BRADENTON -- Governor Scott made waves this week when he proposed scrapping the state's prescription drug monitoring program, which was approved in 2009, while implementation has been delayed by a bid dispute currently before a judge in an administrative hearing.
The program was passed without allocated funding and is administrated by a non-profit created in the legislation. It relies on federal and private funding, which left many supporters unclear on why Scott would seek to dismantle it.
Scott and his staff repeatedly referred to the program as unnecessary, ineffective and overly obtrusive. Florida has one of the worst illegal prescription drug trafficking and addiction problems in the country and because of its lax regulations is seen as a hub for illegal trafficking to other states, many such as West Virginia and Kentucky have appealed to the state to enact stricter reforms to prevent the drugs from reaching their states.
State Senate President Mike Haridopolos
has come out in defense of the PDMP
, saying that it is a necessary and valuable program that must be kept.
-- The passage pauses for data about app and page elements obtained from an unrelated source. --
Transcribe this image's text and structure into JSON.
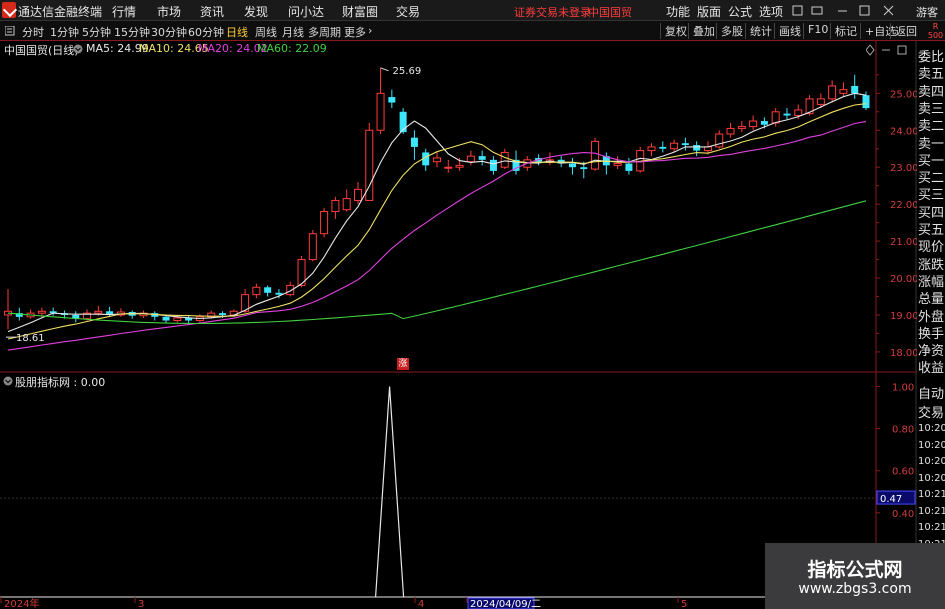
{
  "menubar": {
    "app_title": "通达信金融终端",
    "items": [
      "行情",
      "市场",
      "资讯",
      "发现",
      "问小达",
      "财富圈",
      "交易"
    ],
    "status_text": "证券交易未登录",
    "stock_name": "中国国贸",
    "right_items": [
      "功能",
      "版面",
      "公式",
      "选项"
    ],
    "guest_label": "游客"
  },
  "toolbar": {
    "periods": [
      "分时",
      "1分钟",
      "5分钟",
      "15分钟",
      "30分钟",
      "60分钟",
      "日线",
      "周线",
      "月线",
      "多周期",
      "更多"
    ],
    "active_period": "日线",
    "right_buttons": [
      "复权",
      "叠加",
      "多股",
      "统计",
      "画线",
      "F10",
      "标记",
      "+自选",
      "返回"
    ]
  },
  "badge": {
    "line1": "R",
    "line2": "500"
  },
  "main_chart": {
    "title": "中国国贸(日线)",
    "ma_labels": [
      {
        "text": "MA5: 24.99",
        "color": "#e8e8e8"
      },
      {
        "text": "MA10: 24.65",
        "color": "#f0e060"
      },
      {
        "text": "MA20: 24.02",
        "color": "#e040e0"
      },
      {
        "text": "MA60: 22.09",
        "color": "#40d040"
      }
    ],
    "price_ticks": [
      "25.00",
      "24.00",
      "23.00",
      "22.00",
      "21.00",
      "20.00",
      "19.00",
      "18.00"
    ],
    "high_annotation": "25.69",
    "low_annotation": "18.61",
    "limit_up_marker": "涨"
  },
  "sub_chart": {
    "title": "股朋指标网 : 0.00",
    "ticks": [
      "1.00",
      "0.80",
      "0.60",
      "0.40"
    ],
    "cursor_value": "0.47"
  },
  "x_axis": {
    "labels": [
      "2024年",
      "3",
      "4",
      "2024/04/09/二",
      "5"
    ]
  },
  "side_panel": {
    "items": [
      "委比",
      "卖五",
      "卖四",
      "卖三",
      "卖二",
      "卖一",
      "买一",
      "买二",
      "买三",
      "买四",
      "买五",
      "现价",
      "涨跌",
      "涨幅",
      "总量",
      "外盘",
      "换手",
      "净资",
      "收益"
    ],
    "lower_items": [
      "自动",
      "交易"
    ],
    "times": [
      "10:20",
      "10:20",
      "10:20",
      "10:20",
      "10:21",
      "10:21",
      "10:21",
      "10:21"
    ]
  },
  "watermark": {
    "line1": "指标公式网",
    "line2": "www.zbgs3.com"
  },
  "colors": {
    "up": "#ff3c3c",
    "down": "#3ce6ff",
    "ma5": "#e8e8e8",
    "ma10": "#f0e060",
    "ma20": "#e040e0",
    "ma60": "#40d040",
    "grid": "#8a1a1a"
  },
  "chart_data": {
    "type": "candlestick",
    "title": "中国国贸(日线)",
    "ylim": [
      17.7,
      26.2
    ],
    "candles": [
      [
        19.0,
        19.1,
        19.7,
        18.61
      ],
      [
        19.05,
        18.95,
        19.2,
        18.85
      ],
      [
        18.95,
        19.05,
        19.15,
        18.9
      ],
      [
        19.05,
        19.1,
        19.2,
        18.95
      ],
      [
        19.1,
        19.05,
        19.2,
        18.98
      ],
      [
        19.05,
        19.0,
        19.12,
        18.9
      ],
      [
        19.0,
        18.9,
        19.1,
        18.8
      ],
      [
        18.9,
        19.05,
        19.15,
        18.85
      ],
      [
        19.05,
        19.1,
        19.25,
        18.98
      ],
      [
        19.1,
        19.0,
        19.22,
        18.95
      ],
      [
        19.0,
        19.08,
        19.18,
        18.95
      ],
      [
        19.08,
        18.98,
        19.12,
        18.9
      ],
      [
        18.98,
        19.05,
        19.12,
        18.92
      ],
      [
        19.05,
        18.95,
        19.1,
        18.85
      ],
      [
        18.95,
        18.85,
        19.0,
        18.78
      ],
      [
        18.85,
        18.92,
        19.0,
        18.8
      ],
      [
        18.92,
        18.85,
        18.98,
        18.76
      ],
      [
        18.85,
        18.95,
        19.02,
        18.8
      ],
      [
        18.95,
        19.05,
        19.12,
        18.9
      ],
      [
        19.05,
        19.0,
        19.1,
        18.92
      ],
      [
        19.0,
        19.1,
        19.15,
        18.95
      ],
      [
        19.1,
        19.55,
        19.7,
        19.05
      ],
      [
        19.55,
        19.75,
        19.85,
        19.45
      ],
      [
        19.75,
        19.6,
        19.8,
        19.5
      ],
      [
        19.6,
        19.55,
        19.7,
        19.45
      ],
      [
        19.55,
        19.8,
        19.9,
        19.5
      ],
      [
        19.8,
        20.5,
        20.6,
        19.75
      ],
      [
        20.5,
        21.2,
        21.3,
        20.45
      ],
      [
        21.2,
        21.8,
        21.9,
        21.1
      ],
      [
        21.8,
        22.1,
        22.2,
        21.6
      ],
      [
        21.85,
        22.15,
        22.4,
        21.8
      ],
      [
        22.1,
        22.4,
        22.6,
        22.0
      ],
      [
        22.1,
        24.0,
        24.2,
        22.1
      ],
      [
        24.0,
        25.0,
        25.69,
        23.9
      ],
      [
        24.9,
        24.75,
        25.1,
        24.6
      ],
      [
        24.5,
        23.95,
        24.6,
        23.9
      ],
      [
        23.8,
        23.55,
        24.0,
        23.2
      ],
      [
        23.4,
        23.05,
        23.5,
        22.9
      ],
      [
        23.15,
        23.25,
        23.4,
        23.0
      ],
      [
        23.0,
        23.0,
        23.2,
        22.85
      ],
      [
        23.0,
        23.05,
        23.25,
        22.9
      ],
      [
        23.15,
        23.3,
        23.45,
        23.05
      ],
      [
        23.3,
        23.2,
        23.45,
        23.05
      ],
      [
        23.2,
        22.9,
        23.3,
        22.8
      ],
      [
        23.0,
        23.4,
        23.5,
        22.95
      ],
      [
        23.2,
        22.9,
        23.45,
        22.8
      ],
      [
        23.0,
        23.2,
        23.3,
        22.9
      ],
      [
        23.25,
        23.15,
        23.35,
        23.05
      ],
      [
        23.15,
        23.2,
        23.4,
        23.05
      ],
      [
        23.2,
        23.1,
        23.3,
        23.0
      ],
      [
        23.1,
        23.0,
        23.25,
        22.8
      ],
      [
        23.0,
        22.95,
        23.15,
        22.7
      ],
      [
        22.95,
        23.7,
        23.8,
        22.9
      ],
      [
        23.3,
        23.05,
        23.4,
        22.8
      ],
      [
        23.05,
        23.1,
        23.3,
        22.95
      ],
      [
        23.1,
        22.9,
        23.25,
        22.8
      ],
      [
        22.9,
        23.45,
        23.55,
        22.85
      ],
      [
        23.45,
        23.55,
        23.65,
        23.3
      ],
      [
        23.55,
        23.5,
        23.7,
        23.4
      ],
      [
        23.5,
        23.65,
        23.75,
        23.4
      ],
      [
        23.65,
        23.6,
        23.8,
        23.45
      ],
      [
        23.6,
        23.45,
        23.7,
        23.3
      ],
      [
        23.45,
        23.55,
        23.7,
        23.35
      ],
      [
        23.55,
        23.9,
        24.0,
        23.5
      ],
      [
        23.9,
        24.05,
        24.2,
        23.8
      ],
      [
        24.05,
        24.1,
        24.25,
        23.95
      ],
      [
        24.1,
        24.25,
        24.4,
        24.0
      ],
      [
        24.25,
        24.15,
        24.35,
        24.05
      ],
      [
        24.2,
        24.5,
        24.6,
        24.1
      ],
      [
        24.45,
        24.4,
        24.6,
        24.3
      ],
      [
        24.4,
        24.55,
        24.7,
        24.3
      ],
      [
        24.45,
        24.85,
        24.95,
        24.4
      ],
      [
        24.7,
        24.85,
        25.0,
        24.6
      ],
      [
        24.85,
        25.2,
        25.35,
        24.75
      ],
      [
        25.0,
        25.1,
        25.3,
        24.9
      ],
      [
        25.2,
        25.0,
        25.5,
        24.85
      ],
      [
        24.95,
        24.6,
        25.05,
        24.55
      ]
    ],
    "sub_indicator": {
      "name": "股朋指标网",
      "spike_value": 1.0,
      "baseline": 0.0,
      "ylim": [
        0,
        1.05
      ]
    }
  }
}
State Attorney Pam Bondi also responded to Scott's comments by asserting that the tracking system is an essential tool for her office to combat the problem.